## SOURCE MATERIAL
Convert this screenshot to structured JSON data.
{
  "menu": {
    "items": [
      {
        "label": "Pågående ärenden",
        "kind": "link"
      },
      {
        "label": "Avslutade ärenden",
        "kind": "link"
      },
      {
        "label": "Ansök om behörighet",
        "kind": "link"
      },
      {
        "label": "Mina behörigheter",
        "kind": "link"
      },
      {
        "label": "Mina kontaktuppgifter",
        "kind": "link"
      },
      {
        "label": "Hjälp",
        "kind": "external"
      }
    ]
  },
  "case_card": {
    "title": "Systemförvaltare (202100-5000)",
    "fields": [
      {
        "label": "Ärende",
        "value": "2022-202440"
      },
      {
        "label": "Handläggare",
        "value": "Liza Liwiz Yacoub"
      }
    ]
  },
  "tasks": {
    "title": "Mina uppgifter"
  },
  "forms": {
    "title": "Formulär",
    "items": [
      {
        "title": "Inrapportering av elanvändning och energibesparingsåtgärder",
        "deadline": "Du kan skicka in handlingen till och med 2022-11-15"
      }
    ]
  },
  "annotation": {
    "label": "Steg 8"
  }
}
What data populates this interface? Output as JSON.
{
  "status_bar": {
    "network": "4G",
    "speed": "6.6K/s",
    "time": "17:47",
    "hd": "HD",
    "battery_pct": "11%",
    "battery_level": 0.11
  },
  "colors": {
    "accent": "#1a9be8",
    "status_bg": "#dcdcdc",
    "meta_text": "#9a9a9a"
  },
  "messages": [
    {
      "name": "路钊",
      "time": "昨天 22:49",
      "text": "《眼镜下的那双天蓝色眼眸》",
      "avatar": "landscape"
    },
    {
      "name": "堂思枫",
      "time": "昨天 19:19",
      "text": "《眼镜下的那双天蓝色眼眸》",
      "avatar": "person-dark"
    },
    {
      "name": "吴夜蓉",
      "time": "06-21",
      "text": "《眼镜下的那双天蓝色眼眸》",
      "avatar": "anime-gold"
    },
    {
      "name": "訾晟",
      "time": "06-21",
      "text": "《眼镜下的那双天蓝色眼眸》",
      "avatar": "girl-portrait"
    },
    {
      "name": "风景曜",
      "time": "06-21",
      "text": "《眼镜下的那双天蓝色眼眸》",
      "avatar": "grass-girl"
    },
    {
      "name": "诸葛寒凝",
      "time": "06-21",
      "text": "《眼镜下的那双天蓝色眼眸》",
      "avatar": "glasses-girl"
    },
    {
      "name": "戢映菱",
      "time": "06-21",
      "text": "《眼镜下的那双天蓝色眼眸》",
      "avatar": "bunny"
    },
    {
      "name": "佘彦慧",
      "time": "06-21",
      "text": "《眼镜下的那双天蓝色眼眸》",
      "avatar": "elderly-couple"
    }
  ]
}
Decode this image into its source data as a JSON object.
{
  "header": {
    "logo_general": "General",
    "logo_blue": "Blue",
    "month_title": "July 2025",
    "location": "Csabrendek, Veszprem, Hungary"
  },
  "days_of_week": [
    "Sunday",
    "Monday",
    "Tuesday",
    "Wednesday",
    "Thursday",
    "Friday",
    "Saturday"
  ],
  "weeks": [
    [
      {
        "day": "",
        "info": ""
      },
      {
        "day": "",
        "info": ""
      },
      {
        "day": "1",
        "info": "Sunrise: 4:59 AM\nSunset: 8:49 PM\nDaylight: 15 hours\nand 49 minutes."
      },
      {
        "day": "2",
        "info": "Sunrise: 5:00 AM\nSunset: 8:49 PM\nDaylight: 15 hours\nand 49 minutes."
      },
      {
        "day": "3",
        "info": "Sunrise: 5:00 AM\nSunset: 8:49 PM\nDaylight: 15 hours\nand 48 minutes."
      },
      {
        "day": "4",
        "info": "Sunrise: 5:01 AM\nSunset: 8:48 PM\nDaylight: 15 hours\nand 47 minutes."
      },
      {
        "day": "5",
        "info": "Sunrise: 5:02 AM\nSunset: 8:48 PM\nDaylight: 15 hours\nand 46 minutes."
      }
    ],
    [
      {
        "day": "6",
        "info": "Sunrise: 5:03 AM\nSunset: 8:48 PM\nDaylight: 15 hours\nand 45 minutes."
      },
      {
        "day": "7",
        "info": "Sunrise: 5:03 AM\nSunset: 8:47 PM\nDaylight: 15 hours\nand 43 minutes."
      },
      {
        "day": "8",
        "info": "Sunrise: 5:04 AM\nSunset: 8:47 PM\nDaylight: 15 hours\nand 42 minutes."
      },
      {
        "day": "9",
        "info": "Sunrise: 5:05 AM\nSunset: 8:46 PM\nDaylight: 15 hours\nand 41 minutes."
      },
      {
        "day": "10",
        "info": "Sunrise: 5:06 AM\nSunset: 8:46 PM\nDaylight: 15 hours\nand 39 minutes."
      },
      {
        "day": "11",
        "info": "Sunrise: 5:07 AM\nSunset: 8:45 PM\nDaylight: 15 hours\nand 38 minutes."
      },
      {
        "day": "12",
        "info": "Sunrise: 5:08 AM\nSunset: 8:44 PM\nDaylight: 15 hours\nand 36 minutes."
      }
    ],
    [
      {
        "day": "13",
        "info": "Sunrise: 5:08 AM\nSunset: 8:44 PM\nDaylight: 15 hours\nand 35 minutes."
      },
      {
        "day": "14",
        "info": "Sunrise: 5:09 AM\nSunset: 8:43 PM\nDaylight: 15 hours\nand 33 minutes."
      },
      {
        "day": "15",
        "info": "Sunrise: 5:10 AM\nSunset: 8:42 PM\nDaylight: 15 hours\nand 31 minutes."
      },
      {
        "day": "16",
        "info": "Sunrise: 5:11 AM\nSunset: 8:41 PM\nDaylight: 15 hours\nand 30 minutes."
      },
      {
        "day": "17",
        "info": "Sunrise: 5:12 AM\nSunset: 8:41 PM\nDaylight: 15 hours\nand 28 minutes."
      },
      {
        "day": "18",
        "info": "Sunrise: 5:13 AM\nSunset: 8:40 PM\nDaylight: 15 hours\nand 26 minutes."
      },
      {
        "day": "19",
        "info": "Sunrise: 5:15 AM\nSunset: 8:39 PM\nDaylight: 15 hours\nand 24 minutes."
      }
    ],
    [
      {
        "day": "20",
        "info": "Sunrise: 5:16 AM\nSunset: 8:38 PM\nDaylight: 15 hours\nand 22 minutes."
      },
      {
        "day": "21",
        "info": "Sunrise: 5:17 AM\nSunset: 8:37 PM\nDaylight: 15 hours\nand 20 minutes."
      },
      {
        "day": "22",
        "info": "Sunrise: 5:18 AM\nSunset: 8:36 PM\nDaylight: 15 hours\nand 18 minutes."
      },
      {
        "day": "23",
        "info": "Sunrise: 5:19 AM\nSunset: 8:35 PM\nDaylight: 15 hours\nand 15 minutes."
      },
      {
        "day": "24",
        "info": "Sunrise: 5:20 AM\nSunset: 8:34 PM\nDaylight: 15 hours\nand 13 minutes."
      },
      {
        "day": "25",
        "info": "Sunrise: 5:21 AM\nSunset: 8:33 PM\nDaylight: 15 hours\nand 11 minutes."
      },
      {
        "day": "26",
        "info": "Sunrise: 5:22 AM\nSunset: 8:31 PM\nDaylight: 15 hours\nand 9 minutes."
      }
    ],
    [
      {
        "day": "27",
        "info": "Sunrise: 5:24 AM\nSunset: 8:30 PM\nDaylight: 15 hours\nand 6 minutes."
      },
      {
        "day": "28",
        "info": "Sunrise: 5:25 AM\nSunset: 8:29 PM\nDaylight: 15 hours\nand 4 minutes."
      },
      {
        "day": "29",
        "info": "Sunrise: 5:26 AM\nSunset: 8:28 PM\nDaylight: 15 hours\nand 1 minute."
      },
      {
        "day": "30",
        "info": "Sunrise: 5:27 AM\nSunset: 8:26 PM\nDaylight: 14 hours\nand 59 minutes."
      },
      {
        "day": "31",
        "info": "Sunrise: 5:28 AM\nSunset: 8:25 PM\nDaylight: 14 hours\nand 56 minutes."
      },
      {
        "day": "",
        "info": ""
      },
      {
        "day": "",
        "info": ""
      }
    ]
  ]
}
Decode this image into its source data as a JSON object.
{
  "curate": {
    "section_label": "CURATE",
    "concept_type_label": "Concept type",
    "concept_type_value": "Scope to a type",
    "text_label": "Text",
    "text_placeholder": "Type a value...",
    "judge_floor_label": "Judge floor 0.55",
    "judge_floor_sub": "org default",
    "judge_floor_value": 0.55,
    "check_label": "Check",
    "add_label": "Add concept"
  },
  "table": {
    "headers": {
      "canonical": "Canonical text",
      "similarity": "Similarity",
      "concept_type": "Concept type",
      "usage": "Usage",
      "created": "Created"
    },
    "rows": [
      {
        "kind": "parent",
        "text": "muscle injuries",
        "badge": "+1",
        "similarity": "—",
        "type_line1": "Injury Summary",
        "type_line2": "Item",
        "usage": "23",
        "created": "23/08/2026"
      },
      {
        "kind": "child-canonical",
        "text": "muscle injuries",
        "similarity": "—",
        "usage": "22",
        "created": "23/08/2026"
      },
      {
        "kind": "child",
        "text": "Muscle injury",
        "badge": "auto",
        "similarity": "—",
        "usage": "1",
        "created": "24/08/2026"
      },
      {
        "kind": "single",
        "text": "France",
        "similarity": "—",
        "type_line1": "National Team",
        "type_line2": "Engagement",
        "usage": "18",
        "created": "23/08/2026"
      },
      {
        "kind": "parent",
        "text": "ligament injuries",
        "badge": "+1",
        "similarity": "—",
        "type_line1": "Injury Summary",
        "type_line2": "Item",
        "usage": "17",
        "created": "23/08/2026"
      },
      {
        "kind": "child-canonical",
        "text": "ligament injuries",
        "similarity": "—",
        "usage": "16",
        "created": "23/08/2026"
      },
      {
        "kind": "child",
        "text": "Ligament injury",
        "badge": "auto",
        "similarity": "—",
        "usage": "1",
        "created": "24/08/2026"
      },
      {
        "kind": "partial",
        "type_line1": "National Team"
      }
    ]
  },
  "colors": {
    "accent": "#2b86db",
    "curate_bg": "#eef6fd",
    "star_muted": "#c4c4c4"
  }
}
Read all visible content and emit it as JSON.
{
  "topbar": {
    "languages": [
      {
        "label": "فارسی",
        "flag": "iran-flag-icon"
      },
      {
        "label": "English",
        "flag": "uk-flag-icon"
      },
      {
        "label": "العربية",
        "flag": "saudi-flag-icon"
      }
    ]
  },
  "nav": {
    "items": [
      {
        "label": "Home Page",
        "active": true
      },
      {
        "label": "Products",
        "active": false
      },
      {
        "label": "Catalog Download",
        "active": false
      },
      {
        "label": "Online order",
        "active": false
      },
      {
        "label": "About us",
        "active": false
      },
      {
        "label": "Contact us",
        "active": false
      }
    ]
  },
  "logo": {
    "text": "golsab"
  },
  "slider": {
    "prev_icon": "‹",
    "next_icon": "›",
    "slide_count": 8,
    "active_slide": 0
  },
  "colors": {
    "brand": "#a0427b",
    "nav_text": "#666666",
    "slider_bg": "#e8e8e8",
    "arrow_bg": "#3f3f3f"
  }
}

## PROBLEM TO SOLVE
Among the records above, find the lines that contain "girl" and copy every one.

## TASK RESULT
      "avatar": "girl-portrait"
      "avatar": "grass-girl"
      "avatar": "glasses-girl"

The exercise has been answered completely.